Essential Advice for Changing Schools

There are many reasons why your child might need to change to a new school either at the beginning or during the school year. These include moving to a new area, a desire for better staff/facilities or an issue such as bullying.

This guide is designed to give you some idea of what to expect and what your children might be feeling about what is a massive change in their lives.


Formal switching process

Once the decision to change schools has been reached, what happens next in the formal process will depend upon whether your child is in the state or private sector or changing between the two. In the state sector, you would normally need to complete a school admissions application form for the local authority for the area in which you pay your council tax, even if the school you intend your child to attend is in a different authority. You will have the option to put up to three different schools on the form and you will be prompted to contact both your child’s current school and the school which you would like them to switch to, to explain the situation.

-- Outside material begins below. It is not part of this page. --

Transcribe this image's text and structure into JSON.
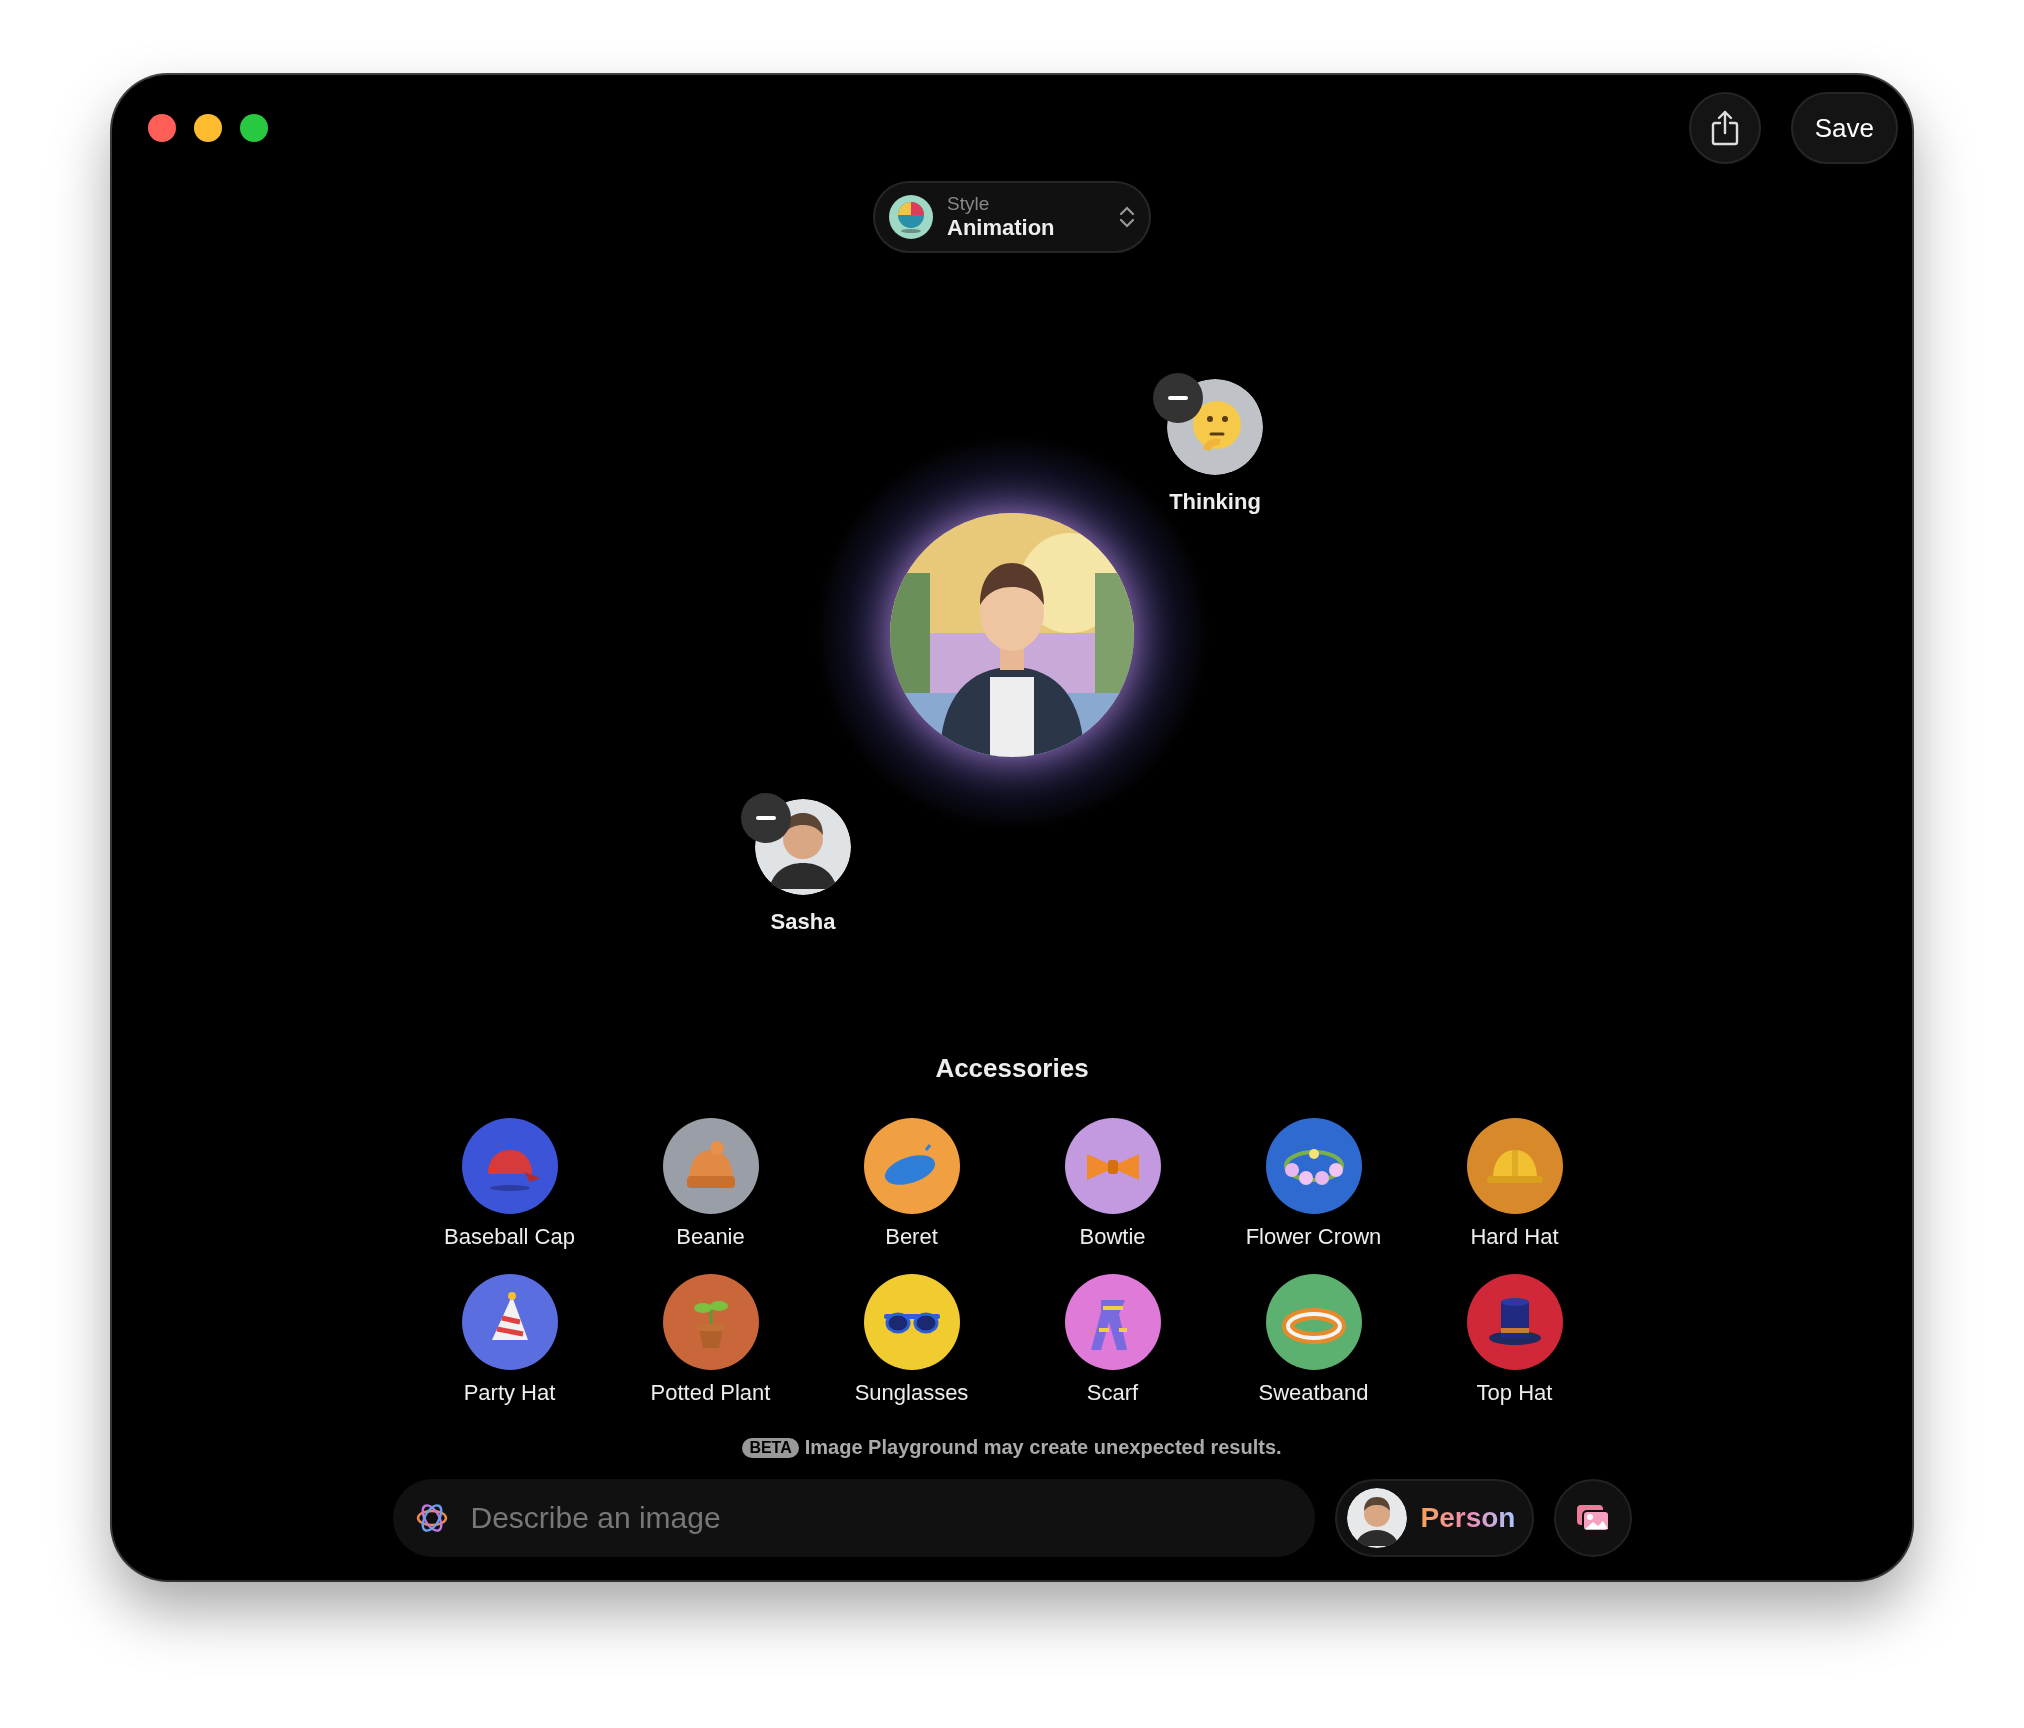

Most private schools have their own admissions policy and you would need to contact the school or schools concerned directly to make arrangements if switching between two private schools. The biggest difference in the application process between state and private schools is that many, if not most, independent schools require their prospective pupils to sit entrance examinations and assessments as well as attendance at an interview at the school. It would be necessary for your child to prepare for these in advance.

Before your child starts at the new school

Many schools are very proactive about reaching out to new pupils before they start. Some offer the child opportunities to visit the school, meet the teachers and familiarise themselves with the school day before they officially start lessons. Others provide a ‘buddy programme’, where an existing pupil is tasked with helping the new arrival settle in.Arrangements are usually made for the ‘buddies’ to meet prior to the new pupil starting at the school. It is a good idea to take advantage of any such initiatives offered by the school.

If the school move has been precipitated by traumatic issues such as parental relationship breakdown, moving to a completely new area or bullying in the last school that your son or daughter attended, then it is a good idea to make the new school aware of the issue. The staff can then bear this in mind when helping your child settle in.If possible, you should ask if there is a specific member of staff you should contact in the event of any issues arising as your child begins to settle in.

Your child’s emotions

Once your child’s place at the new school is confirmed, they are certain to have both mixed feelings as well as questions and concerns about this new challenge. How the child feels may be influenced by the reason for the change. Did they have to go to a new school because they had moved to a different area or was it because they were unhappy at their previous school? Were they able to have a say in which school they are going to?

If they are moving to a school in a completely new area, having got on well at their previous one, they may be more upset at having to leave friends behind. Promising that they do not need to lose touch with their old friends may help your child feel better about the move. It is also worth emphasising that this is a great opportunity to make new friends.

Even if the child is not particularly upset about the move, he or she is likely to be feeling anxious as well as excited and nervous. It is important to reassure the child that these feelings are completely normal and any negative feelings are likely to pass as soon as they settle in to their new school. If you are anxious on their behalf, then try not to make them aware of it and this will usually make them feel worse. Psychotherapist,Dr Aaron Balick, advises children to talk about their feelings regarding changing schools to people they trust. In many cases, simply listening to your children talk about how they feel about switching schools may help. Alternatively, if there is a family member, such as a cousin, or even a friend, who has recently changed to a new school, giving your son or daughter the opportunity to discuss their concerns with them may allay many of their fears.

Settling in

Apart from being concerned about practical issues such as being able to find their way around the building, the biggest source of anxiety amongst pupils who have switched schools, tends to be whether or not they will be able to make new friends easily. Once way you can help your child cement potential new friendships is by encouraging them to join in with extra-curricular activities. These tend to be run in smaller groups than a standard school class, so it is easier for the children to get to know each other on a one-to-one basis. Extra-curricular activities generally lack the formality a lesson in a classroom and would give your child a shared interest with their new friends. If they have been paired with a ‘buddy’ before they started at the school, the buddy should also introduce them to other children.

If your son or daughter does not make a large group of friends immediately, it does not necessarily mean that you should be concerned. Real friendships can take a while to nurture and your child should soon adapt to their surroundings and settle in to their new school.


Lancashire Council: Changing schools during the school year

Independent Junction: 15 Tips for Parents Switching from the State to the Independent Sector

Huffington Post: The New Kid: Advice If Your Child Is Changing Schools

BBC Learning Parents Blog: Changing school mid year

Family Lives: Changing Schools

The Guardian: Top 10 tips for students changing schools